1.1 Introduction to Ferro Alloys

1.1 Introduction to Ferro Alloys


Ferroalloys (and master alloys in general) have been developed to improve the properties of steels and alloys by introducing specific alloying elements in desirable quantities in the most feasible technical and economic way. Ferroalloys are namely alloys of one or more alloying elements with iron, employed to add chemical elements into molten metal. Not a single steel grade is produced without ferroalloys (Wood and Owen, 2005).

Ferroalloys production is an important part of the manufacturing chain between the mining and steel and alloys metallurgy: the main task of the ferroalloys industry is the primary recovery (reduction) of needed metals from natural minerals. As ores also include non-metallic minerals (gangue), they have to be dressed (beneficiated, enriched) by one or several successive methods (gravitational, magnetic, electric, and flotation separation, or in some cases by chemical means) to produce useful mineral concentrates in which the leading content of the metal is much higher in comparison with the original ore (Gasik and Lyakishev, 2005).

This allows the production of higher-grade ferroalloys with a higher content of leading elements and a lower content of impurity elements (usually phosphorus, sulfur, and non-ferrous metals), and it significantly reduces specific energy consumption and production costs.

There are several reasons why ferroalloys are used to add necessary elements. The alloying element might be difficult to obtain in pure form and it makes less sense to purify it (also from iron) if the purpose is to add it back to iron-based steel melt. It just may not be stable in a condensed form at steelmaking temperatures. The alloying element alone might have too much affinity to oxygen or nitrogen, which would lead to its premature oxidation before it would be utilized. Eventually, the costs of 1 kg of alloying element in its ferroalloy form are many times lower than the costs for its pure form.

Ferroalloys are usually classified in two groups: bulk (major) ferroalloys (produced in large quantities) and Noble (minor) ferroalloys (produced in smaller quantities, but of a high importance). Bulk ferroalloys are used in steelmaking and steel or iron foundries exclusively, whereas the use of special ferroalloys is far more varied. About 85% to 90% of all ferroalloys are used in steelmaking; the remaining ferroalloys are used for non-ferrous alloys (e.g., those that are nickel or titanium based) and by the chemicals industry (Gasik and Lyakishev, 2005).

Historically, the ferroalloys production technology used in the 19th century was developed for blast furnaces (high-carbon ferromanganese, low-grade ferrosilicon), as at those times it was the main route for cast iron processing. However, in a blast furnace it is not possible to produce ferroalloys with elements that have a higher affinity for oxygen or with low carbon content. This led to the development of ferroalloys to be manufactured (smelted) in electric furnaces at the beginning of the 20th century. Today, almost all ferroalloys are produced in submerged arc furnaces, where raw materials (ores), reductants (coke, silicon-based ferroalloys, aluminum), iron additions (iron ore or steel scrap), and fluxes (lime, magnesia, dolomite, limestone, fluorspar, etc.) are loaded and smelted, followed by the tapping of slag and metal.

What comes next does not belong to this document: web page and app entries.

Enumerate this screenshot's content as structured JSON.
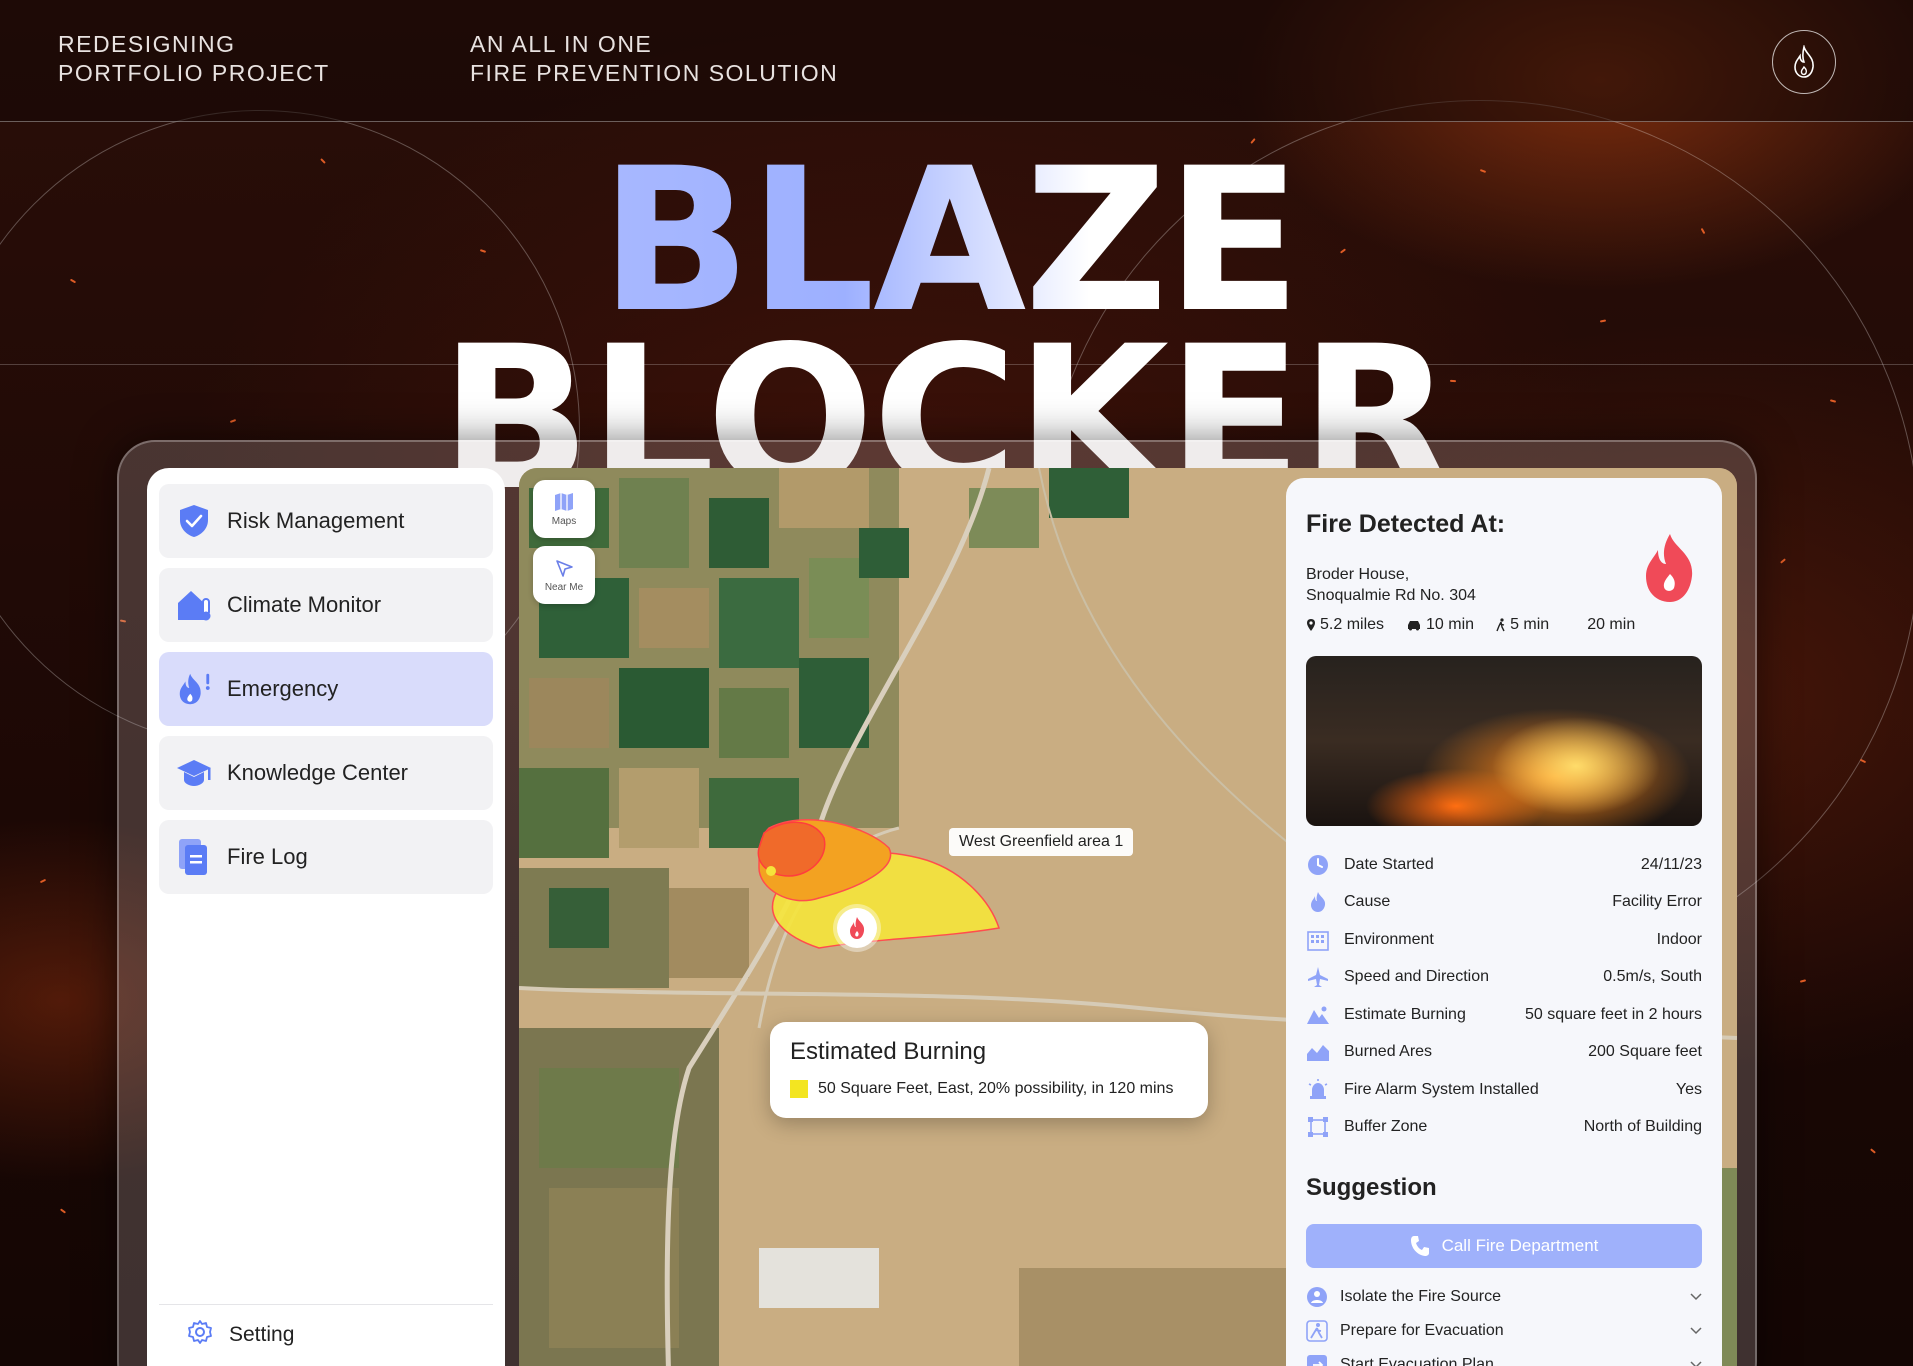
{
  "header": {
    "left_line1": "REDESIGNING",
    "left_line2": "PORTFOLIO PROJECT",
    "mid_line1": "AN ALL IN ONE",
    "mid_line2": "FIRE PREVENTION SOLUTION"
  },
  "hero": {
    "title_line1": "BLAZE",
    "title_line2": "BLOCKER"
  },
  "sidebar": {
    "items": [
      {
        "label": "Risk Management",
        "icon": "shield-check-icon",
        "active": false
      },
      {
        "label": "Climate Monitor",
        "icon": "home-thermometer-icon",
        "active": false
      },
      {
        "label": "Emergency",
        "icon": "fire-alert-icon",
        "active": true
      },
      {
        "label": "Knowledge Center",
        "icon": "graduation-cap-icon",
        "active": false
      },
      {
        "label": "Fire Log",
        "icon": "document-icon",
        "active": false
      }
    ],
    "setting_label": "Setting"
  },
  "map": {
    "maps_label": "Maps",
    "near_me_label": "Near Me",
    "area_label": "West Greenfield area 1",
    "estimate": {
      "title": "Estimated Burning",
      "detail": "50 Square Feet,  East,  20% possibility, in 120 mins",
      "swatch_color": "#f3e521"
    }
  },
  "panel": {
    "title": "Fire Detected At:",
    "address_line1": "Broder House,",
    "address_line2": "Snoqualmie Rd No. 304",
    "distance": "5.2 miles",
    "drive": "10 min",
    "walk": "5 min",
    "other": "20 min",
    "rows": [
      {
        "label": "Date Started",
        "value": "24/11/23",
        "icon": "clock-icon"
      },
      {
        "label": "Cause",
        "value": "Facility Error",
        "icon": "flame-icon"
      },
      {
        "label": "Environment",
        "value": "Indoor",
        "icon": "building-icon"
      },
      {
        "label": "Speed and Direction",
        "value": "0.5m/s, South",
        "icon": "plane-icon"
      },
      {
        "label": "Estimate Burning",
        "value": "50 square feet in 2 hours",
        "icon": "mountain-icon"
      },
      {
        "label": "Burned Ares",
        "value": "200 Square feet",
        "icon": "area-chart-icon"
      },
      {
        "label": "Fire Alarm System Installed",
        "value": "Yes",
        "icon": "alarm-icon"
      },
      {
        "label": "Buffer Zone",
        "value": "North of Building",
        "icon": "buffer-icon"
      }
    ],
    "suggestion_title": "Suggestion",
    "call_button": "Call Fire Department",
    "suggestions": [
      {
        "label": "Isolate the Fire Source",
        "icon": "person-shield-icon"
      },
      {
        "label": "Prepare for Evacuation",
        "icon": "running-person-icon"
      },
      {
        "label": "Start Evacuation Plan",
        "icon": "exit-icon"
      }
    ],
    "accent_color": "#9fb1fb",
    "fire_color": "#f04a58"
  }
}
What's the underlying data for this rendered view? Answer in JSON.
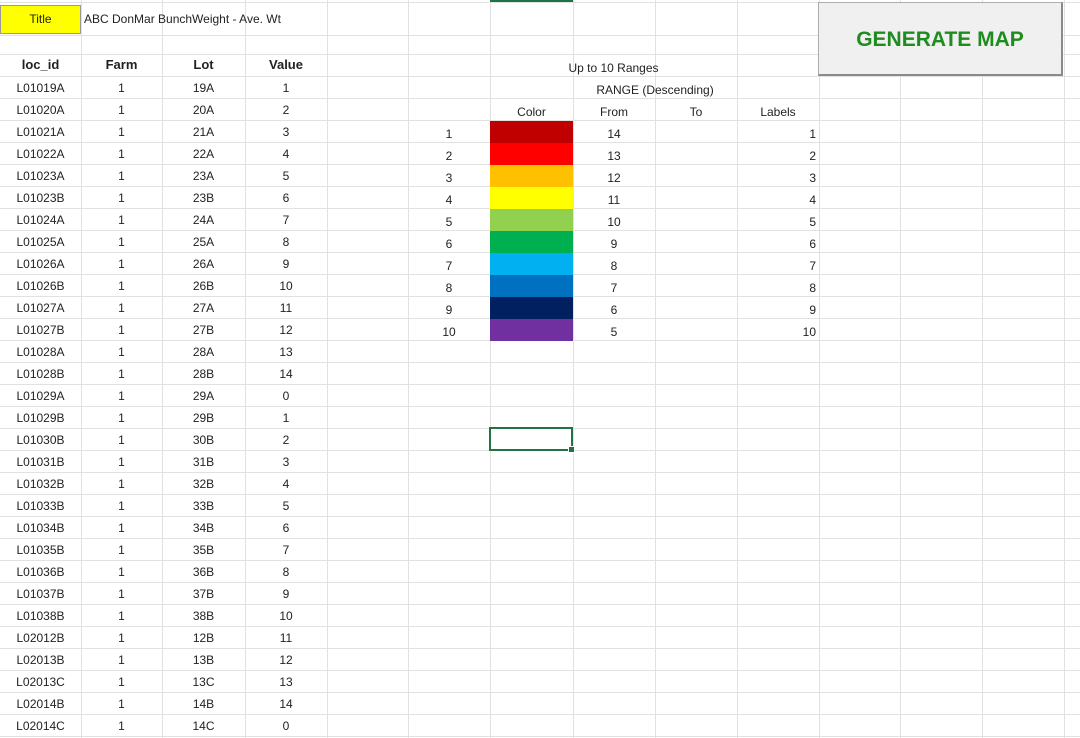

With the first experience of ferroalloys smelting, it became evident that more research was needed to improve our understanding of the thermodynamics of liquid melts; ferroalloy and slag formation (Holappa and Xiao, 2004); the kinetics of reduction and phase transformation; the structure, properties, and stability of solid ferroalloys, mineral raw materials, and reducing agents applied; and the electric and thermal properties of all charge components. Later, the issues of better energy and resource utilization, lower emissions requirements (Tanaka, 2008), and increasing demands to improve the purity and costs of ferroalloys set new challenges for improving the quality and price competitiveness of ferroalloys and their production processes.

It is now well understood that the main technical and economic performance indicators of ferroalloys production and application (i.e., their competitiveness) could be substantially improved with systematic fundamental and applied research, allowing for the development and implementation of better energy-saving smelting processes, the creation of more sophisticated electric furnace equipment with automated control systems, and enhancements to process management.